The answer required is how many lines of the following entries contain the word "StackFrameTest", with no other words.

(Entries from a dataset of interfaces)
■ ■ ■
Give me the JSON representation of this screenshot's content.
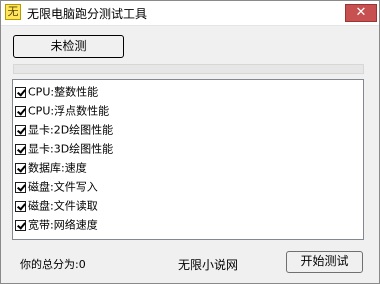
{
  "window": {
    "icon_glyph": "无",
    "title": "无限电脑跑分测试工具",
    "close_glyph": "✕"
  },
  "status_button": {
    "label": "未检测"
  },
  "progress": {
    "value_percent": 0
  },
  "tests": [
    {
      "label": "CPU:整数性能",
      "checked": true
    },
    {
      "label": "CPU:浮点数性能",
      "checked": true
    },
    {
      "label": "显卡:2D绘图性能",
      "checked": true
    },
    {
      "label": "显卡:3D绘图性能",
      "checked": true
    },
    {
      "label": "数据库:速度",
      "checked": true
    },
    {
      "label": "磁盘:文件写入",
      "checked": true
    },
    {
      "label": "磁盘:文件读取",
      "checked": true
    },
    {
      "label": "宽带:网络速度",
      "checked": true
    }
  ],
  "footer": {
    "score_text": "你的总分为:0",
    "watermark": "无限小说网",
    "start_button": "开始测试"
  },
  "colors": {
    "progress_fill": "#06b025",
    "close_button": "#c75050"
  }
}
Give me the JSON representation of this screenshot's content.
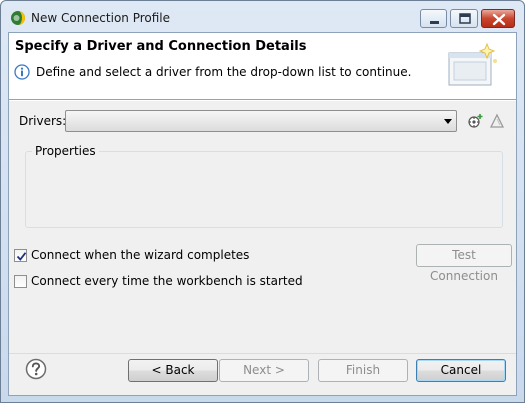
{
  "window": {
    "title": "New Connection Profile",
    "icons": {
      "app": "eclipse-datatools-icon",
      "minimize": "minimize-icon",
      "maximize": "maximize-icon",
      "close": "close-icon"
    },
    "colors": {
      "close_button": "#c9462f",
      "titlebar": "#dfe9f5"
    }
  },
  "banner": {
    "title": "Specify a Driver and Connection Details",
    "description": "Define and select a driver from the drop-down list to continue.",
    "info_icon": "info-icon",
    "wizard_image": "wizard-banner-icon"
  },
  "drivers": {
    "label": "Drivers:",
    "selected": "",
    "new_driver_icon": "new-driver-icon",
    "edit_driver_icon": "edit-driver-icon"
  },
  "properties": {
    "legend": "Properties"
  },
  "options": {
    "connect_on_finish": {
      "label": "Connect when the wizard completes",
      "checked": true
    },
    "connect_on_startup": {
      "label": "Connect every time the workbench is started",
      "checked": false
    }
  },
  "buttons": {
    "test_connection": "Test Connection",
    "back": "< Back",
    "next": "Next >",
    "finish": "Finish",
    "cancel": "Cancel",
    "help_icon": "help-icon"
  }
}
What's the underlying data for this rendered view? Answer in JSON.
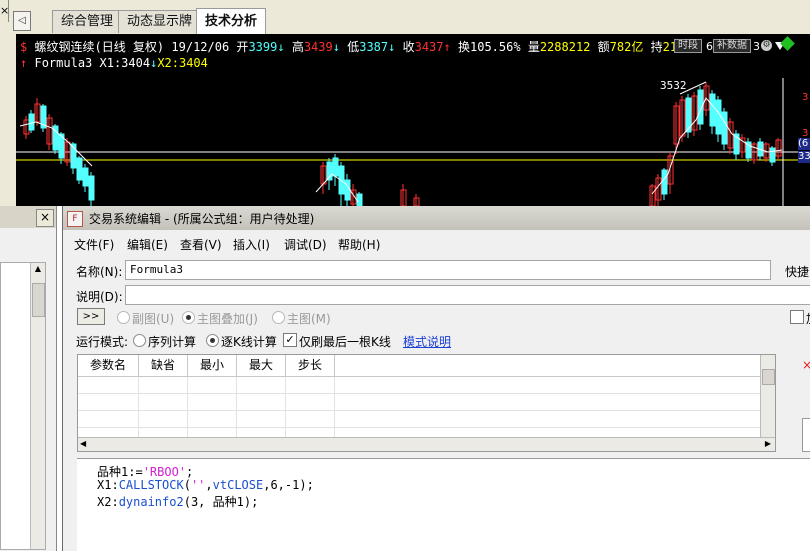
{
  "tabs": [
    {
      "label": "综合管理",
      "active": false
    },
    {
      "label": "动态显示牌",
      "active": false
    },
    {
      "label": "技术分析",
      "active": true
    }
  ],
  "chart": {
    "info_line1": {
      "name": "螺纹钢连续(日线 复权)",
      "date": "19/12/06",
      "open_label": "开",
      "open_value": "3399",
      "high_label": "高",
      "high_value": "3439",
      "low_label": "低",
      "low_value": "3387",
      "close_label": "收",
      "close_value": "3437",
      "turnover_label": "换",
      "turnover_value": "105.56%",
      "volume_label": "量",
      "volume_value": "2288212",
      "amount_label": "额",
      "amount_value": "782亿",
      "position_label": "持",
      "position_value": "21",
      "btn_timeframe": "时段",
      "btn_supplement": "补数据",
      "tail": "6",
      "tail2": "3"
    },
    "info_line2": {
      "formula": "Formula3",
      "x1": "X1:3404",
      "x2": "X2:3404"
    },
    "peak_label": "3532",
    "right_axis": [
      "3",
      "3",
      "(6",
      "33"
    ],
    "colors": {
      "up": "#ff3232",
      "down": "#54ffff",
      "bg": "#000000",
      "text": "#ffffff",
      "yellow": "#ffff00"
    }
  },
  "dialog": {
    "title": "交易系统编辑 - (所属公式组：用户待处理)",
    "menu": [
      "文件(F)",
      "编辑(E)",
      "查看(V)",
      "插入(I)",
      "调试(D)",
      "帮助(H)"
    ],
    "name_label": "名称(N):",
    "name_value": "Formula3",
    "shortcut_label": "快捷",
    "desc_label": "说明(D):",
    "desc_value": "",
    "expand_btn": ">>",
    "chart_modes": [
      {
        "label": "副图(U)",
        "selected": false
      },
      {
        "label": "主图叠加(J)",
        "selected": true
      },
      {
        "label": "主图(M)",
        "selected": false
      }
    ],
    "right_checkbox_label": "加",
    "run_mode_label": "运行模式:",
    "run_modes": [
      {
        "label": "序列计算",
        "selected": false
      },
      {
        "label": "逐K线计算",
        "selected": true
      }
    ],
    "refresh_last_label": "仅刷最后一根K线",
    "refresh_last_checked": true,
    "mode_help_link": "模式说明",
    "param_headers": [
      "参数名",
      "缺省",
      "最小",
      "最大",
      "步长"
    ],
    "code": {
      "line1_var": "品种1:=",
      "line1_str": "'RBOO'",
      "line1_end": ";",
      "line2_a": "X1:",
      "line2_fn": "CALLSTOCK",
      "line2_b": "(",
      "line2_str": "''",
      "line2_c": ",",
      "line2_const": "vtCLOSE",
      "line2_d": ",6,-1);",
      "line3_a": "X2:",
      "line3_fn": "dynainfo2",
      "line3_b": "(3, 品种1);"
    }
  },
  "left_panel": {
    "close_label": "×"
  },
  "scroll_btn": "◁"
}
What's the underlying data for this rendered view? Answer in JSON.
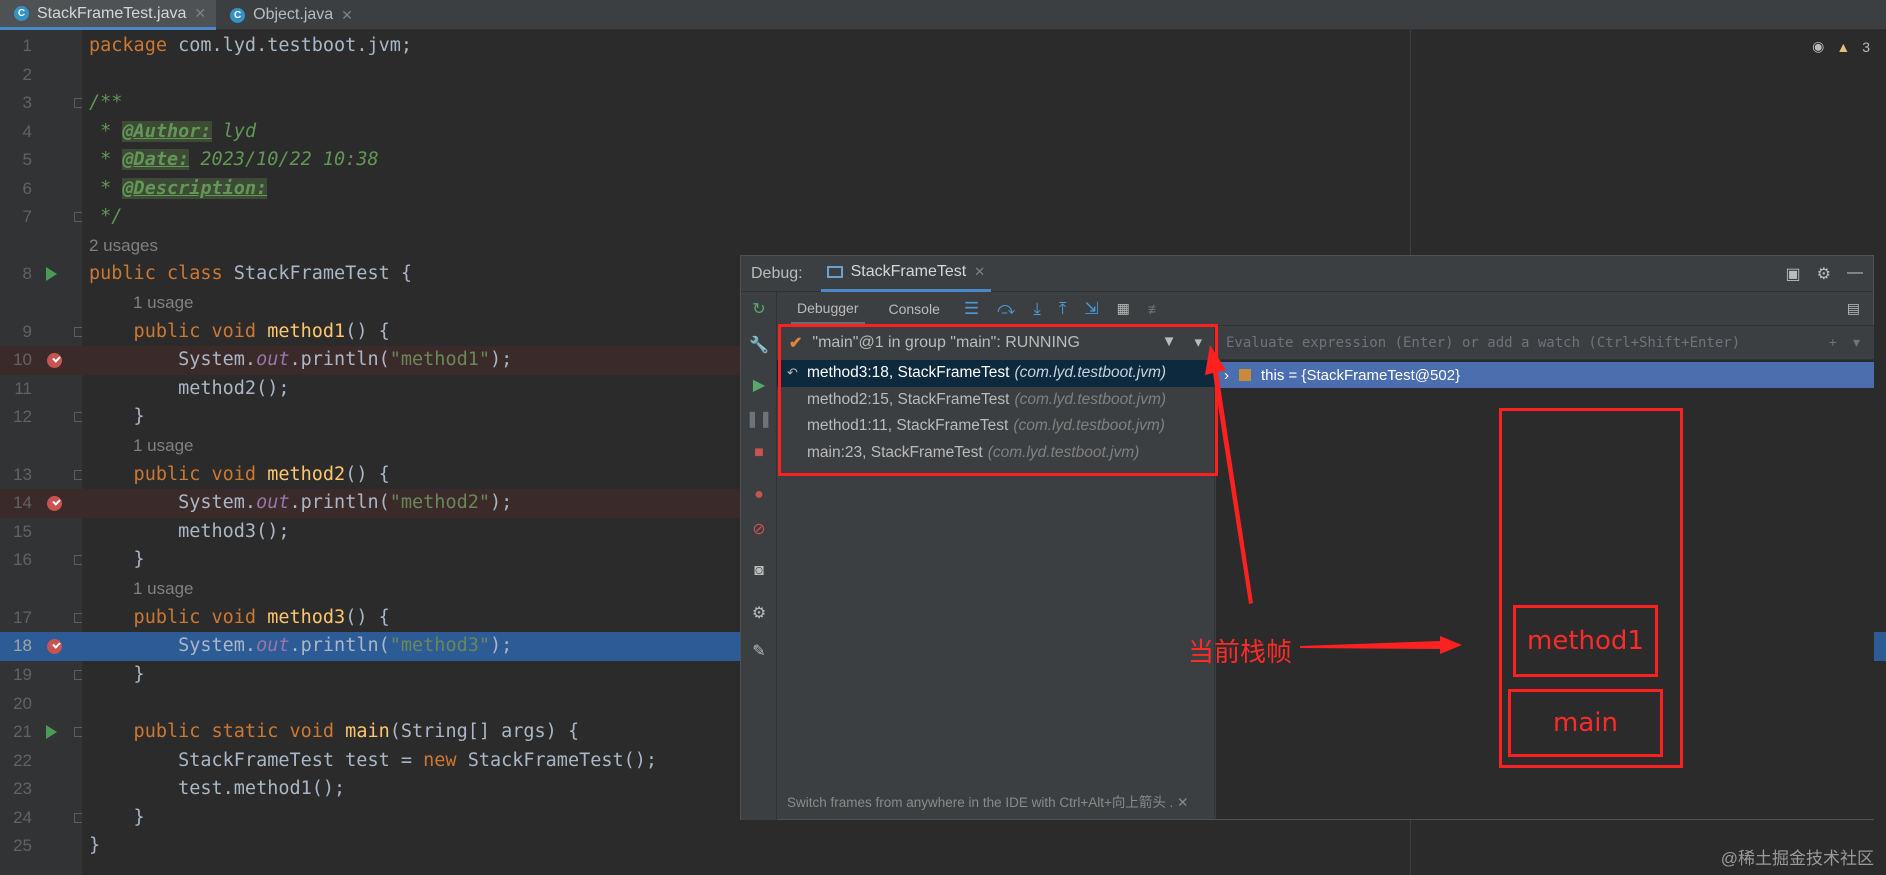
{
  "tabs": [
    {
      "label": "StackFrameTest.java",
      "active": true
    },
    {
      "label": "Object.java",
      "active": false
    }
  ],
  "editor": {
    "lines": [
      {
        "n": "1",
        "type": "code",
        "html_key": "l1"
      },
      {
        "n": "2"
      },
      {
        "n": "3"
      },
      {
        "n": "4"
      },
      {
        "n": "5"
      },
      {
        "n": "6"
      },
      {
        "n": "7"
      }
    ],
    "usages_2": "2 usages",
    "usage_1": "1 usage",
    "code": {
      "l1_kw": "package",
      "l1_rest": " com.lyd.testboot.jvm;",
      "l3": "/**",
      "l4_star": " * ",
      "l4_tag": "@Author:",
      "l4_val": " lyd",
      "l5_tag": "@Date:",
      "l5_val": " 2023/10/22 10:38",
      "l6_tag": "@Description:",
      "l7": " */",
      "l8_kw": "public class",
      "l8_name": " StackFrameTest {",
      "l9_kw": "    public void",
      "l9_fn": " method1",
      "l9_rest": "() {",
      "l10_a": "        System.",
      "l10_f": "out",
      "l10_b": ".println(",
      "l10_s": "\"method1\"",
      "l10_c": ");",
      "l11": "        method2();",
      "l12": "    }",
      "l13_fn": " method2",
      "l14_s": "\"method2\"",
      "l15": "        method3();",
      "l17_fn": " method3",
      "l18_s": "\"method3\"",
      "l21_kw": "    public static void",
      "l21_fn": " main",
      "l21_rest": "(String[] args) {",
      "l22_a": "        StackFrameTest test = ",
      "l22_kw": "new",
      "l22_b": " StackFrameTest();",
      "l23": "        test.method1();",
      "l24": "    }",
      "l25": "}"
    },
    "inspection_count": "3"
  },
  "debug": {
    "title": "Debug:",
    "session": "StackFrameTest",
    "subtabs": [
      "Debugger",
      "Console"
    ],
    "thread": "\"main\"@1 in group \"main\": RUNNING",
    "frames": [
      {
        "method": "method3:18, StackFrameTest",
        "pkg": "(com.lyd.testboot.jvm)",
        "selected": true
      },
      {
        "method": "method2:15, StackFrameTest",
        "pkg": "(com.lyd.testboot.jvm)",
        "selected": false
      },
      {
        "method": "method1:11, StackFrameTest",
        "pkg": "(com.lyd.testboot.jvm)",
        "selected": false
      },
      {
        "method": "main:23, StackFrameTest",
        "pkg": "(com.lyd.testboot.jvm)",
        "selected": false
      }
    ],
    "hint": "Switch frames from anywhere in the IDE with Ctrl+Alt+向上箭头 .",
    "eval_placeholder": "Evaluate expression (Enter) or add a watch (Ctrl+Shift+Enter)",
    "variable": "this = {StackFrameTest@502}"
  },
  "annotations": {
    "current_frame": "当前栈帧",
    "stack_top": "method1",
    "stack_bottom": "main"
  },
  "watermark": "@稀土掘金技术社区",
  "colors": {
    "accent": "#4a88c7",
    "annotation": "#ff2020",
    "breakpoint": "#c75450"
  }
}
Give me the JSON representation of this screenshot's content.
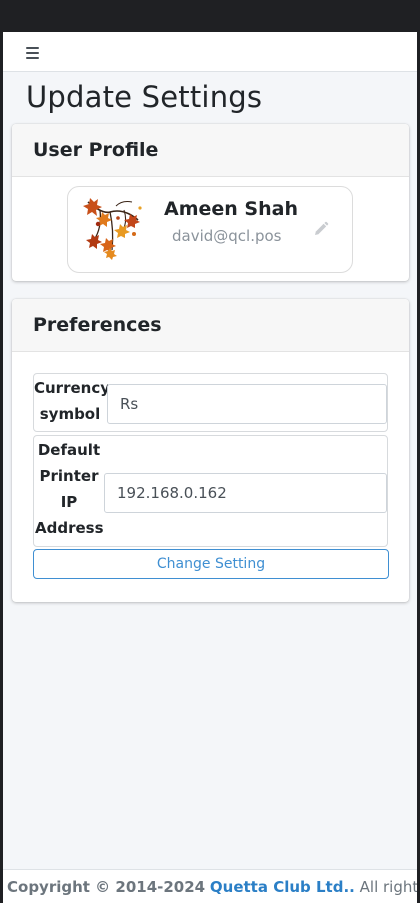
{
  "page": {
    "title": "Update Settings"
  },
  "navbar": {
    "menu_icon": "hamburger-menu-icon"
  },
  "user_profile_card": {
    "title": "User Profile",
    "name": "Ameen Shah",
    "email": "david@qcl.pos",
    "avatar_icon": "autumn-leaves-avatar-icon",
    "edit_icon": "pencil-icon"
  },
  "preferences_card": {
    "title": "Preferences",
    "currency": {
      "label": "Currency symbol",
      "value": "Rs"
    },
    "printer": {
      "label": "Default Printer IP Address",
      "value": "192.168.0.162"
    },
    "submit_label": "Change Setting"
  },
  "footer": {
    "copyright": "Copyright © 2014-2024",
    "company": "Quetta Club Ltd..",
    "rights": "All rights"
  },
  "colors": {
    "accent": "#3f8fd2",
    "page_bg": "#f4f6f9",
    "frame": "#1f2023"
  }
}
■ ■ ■
▶ **Reply to the exercise**
10